(Interface dataset entries)
§

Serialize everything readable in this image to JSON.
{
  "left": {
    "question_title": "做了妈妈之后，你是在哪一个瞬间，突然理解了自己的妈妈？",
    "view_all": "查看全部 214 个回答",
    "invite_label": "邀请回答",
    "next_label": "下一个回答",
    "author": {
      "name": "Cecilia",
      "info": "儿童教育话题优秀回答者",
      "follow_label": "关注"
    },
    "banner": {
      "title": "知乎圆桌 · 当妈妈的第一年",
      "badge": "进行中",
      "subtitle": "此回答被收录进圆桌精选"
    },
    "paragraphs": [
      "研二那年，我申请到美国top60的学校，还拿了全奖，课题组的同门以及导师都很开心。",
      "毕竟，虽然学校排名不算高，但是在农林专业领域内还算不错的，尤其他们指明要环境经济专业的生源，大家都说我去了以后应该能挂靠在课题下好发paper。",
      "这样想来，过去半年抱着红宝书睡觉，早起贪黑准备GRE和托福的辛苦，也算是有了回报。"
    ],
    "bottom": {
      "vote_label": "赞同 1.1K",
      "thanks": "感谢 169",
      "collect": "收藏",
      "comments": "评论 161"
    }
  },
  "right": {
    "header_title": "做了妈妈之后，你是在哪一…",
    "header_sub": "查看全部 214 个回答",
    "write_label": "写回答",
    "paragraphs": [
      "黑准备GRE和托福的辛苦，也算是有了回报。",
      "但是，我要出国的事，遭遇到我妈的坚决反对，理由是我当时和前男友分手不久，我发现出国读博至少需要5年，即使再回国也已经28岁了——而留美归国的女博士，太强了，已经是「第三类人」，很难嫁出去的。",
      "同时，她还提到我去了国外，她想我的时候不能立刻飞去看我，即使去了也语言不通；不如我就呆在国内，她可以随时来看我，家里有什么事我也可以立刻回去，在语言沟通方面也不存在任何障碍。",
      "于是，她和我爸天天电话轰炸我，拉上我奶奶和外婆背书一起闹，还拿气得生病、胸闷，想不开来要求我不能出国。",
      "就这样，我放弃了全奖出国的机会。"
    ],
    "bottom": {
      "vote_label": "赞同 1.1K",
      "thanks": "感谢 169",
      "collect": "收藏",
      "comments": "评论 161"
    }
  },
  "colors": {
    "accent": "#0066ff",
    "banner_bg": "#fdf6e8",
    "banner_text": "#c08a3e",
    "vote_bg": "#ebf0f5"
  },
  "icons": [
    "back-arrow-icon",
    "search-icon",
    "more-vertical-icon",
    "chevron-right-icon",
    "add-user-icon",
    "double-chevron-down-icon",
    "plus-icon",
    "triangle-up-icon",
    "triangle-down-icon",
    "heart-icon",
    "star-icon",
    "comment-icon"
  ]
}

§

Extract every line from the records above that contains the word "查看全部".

(Response to the exercise)
    "view_all": "查看全部 214 个回答",
    "header_sub": "查看全部 214 个回答",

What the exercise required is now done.